>>>
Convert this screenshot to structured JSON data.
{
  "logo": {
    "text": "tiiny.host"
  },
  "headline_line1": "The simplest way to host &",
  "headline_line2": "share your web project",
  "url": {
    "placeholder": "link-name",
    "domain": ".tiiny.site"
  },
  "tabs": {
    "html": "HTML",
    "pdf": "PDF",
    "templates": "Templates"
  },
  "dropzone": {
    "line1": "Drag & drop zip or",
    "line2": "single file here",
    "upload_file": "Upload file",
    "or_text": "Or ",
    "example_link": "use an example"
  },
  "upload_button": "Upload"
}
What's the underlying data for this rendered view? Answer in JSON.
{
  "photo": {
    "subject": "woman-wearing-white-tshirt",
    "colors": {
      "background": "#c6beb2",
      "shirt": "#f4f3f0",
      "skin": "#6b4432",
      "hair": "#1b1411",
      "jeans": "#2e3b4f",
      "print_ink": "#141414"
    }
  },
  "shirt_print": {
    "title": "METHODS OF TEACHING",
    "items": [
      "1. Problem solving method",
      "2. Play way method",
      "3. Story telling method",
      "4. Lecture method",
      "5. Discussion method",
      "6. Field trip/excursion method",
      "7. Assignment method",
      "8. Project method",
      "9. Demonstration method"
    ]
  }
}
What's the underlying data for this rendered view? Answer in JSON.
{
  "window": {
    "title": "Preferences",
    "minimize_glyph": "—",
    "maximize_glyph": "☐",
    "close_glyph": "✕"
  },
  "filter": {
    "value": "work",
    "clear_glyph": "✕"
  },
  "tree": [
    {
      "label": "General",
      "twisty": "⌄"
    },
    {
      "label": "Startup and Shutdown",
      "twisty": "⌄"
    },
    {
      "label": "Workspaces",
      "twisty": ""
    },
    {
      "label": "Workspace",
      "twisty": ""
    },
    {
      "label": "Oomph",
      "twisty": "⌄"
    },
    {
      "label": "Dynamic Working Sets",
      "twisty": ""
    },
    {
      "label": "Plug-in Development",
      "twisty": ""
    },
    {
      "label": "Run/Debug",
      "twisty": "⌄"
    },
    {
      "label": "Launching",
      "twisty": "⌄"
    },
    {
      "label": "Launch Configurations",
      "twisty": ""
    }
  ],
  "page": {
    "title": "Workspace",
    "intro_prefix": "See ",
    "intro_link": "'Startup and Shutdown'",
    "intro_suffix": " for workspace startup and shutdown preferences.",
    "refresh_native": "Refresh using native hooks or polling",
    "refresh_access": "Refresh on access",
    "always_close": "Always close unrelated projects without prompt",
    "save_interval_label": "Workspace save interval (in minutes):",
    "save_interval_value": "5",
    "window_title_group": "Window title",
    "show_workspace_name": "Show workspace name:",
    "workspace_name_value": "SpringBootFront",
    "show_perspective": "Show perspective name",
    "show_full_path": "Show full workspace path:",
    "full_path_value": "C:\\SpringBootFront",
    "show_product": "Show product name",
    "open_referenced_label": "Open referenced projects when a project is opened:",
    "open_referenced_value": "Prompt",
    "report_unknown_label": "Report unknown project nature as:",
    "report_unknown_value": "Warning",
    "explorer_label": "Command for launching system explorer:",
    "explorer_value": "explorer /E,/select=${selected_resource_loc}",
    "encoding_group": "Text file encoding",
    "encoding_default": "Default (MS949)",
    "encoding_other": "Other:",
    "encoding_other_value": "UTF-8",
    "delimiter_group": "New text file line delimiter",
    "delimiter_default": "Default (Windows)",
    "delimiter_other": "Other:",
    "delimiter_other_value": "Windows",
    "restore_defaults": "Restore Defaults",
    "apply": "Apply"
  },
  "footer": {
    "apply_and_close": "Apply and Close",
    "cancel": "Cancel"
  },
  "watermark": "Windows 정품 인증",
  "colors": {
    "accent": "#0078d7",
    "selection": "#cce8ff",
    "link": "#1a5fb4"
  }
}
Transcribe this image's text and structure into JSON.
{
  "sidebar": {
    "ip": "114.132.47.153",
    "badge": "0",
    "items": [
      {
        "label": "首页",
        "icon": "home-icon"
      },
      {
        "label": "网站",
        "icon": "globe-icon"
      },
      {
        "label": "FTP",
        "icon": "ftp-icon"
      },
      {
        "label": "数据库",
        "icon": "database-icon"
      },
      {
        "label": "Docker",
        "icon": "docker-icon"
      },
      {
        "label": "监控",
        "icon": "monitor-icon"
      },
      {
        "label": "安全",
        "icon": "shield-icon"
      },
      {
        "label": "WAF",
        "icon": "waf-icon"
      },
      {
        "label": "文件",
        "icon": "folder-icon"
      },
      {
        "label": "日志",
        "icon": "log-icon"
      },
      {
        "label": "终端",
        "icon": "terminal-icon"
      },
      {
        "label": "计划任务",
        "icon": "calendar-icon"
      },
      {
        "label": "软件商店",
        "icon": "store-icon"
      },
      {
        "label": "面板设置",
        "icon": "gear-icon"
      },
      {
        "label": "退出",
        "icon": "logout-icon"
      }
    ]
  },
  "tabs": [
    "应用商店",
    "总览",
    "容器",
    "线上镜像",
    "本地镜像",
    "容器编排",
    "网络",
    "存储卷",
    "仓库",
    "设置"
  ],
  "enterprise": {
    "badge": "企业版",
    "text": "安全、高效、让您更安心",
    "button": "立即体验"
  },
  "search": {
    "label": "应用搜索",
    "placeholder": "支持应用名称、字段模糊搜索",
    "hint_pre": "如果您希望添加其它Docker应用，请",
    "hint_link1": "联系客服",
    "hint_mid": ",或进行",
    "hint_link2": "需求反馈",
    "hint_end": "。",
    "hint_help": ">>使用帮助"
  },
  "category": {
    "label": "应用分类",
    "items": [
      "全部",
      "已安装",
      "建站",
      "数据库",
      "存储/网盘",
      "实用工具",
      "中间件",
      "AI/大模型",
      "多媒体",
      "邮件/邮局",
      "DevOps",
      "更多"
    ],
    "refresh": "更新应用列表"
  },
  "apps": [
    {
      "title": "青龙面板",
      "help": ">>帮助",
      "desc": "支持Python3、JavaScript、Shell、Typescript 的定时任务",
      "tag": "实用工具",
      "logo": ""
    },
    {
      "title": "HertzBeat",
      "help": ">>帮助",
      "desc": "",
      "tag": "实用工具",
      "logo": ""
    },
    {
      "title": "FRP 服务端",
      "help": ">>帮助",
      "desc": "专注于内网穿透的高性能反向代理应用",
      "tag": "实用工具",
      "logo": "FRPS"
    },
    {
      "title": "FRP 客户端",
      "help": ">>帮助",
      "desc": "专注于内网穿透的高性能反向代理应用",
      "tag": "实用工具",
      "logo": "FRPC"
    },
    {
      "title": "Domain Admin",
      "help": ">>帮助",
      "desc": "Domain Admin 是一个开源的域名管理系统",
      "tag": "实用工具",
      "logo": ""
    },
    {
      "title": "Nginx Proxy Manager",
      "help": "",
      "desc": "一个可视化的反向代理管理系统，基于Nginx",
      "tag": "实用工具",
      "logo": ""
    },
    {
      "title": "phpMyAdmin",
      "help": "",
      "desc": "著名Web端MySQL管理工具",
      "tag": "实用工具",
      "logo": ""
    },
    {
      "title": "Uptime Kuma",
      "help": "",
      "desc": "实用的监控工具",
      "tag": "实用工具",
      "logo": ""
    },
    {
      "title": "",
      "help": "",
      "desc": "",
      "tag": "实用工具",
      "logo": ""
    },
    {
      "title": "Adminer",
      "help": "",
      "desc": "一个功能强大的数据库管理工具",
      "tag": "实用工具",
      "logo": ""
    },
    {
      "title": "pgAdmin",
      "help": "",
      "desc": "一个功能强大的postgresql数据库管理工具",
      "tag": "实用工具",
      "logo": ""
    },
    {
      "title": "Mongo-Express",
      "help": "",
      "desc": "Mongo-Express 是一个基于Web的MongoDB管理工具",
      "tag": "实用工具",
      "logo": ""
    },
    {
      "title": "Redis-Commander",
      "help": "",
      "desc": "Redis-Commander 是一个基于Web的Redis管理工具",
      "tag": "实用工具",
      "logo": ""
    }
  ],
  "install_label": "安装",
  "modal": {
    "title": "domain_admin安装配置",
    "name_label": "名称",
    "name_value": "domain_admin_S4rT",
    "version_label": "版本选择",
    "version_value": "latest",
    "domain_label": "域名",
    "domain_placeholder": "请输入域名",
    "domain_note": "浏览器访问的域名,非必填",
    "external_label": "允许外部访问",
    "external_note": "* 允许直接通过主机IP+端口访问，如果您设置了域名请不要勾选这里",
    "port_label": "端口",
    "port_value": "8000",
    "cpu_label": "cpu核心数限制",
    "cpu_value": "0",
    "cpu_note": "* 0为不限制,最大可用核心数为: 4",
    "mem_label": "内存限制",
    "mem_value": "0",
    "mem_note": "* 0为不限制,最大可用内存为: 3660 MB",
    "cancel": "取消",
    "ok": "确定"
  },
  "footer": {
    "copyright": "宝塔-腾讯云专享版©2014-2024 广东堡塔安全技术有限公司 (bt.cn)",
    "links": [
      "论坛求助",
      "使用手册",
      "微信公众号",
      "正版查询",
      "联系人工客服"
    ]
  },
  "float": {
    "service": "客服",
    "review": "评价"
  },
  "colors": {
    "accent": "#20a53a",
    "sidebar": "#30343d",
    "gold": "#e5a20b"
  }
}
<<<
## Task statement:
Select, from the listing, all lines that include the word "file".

## Solved problem:
    "line2": "single file here",
    "upload_file": "Upload file",
    "encoding_group": "Text file encoding",
    "delimiter_group": "New text file line delimiter",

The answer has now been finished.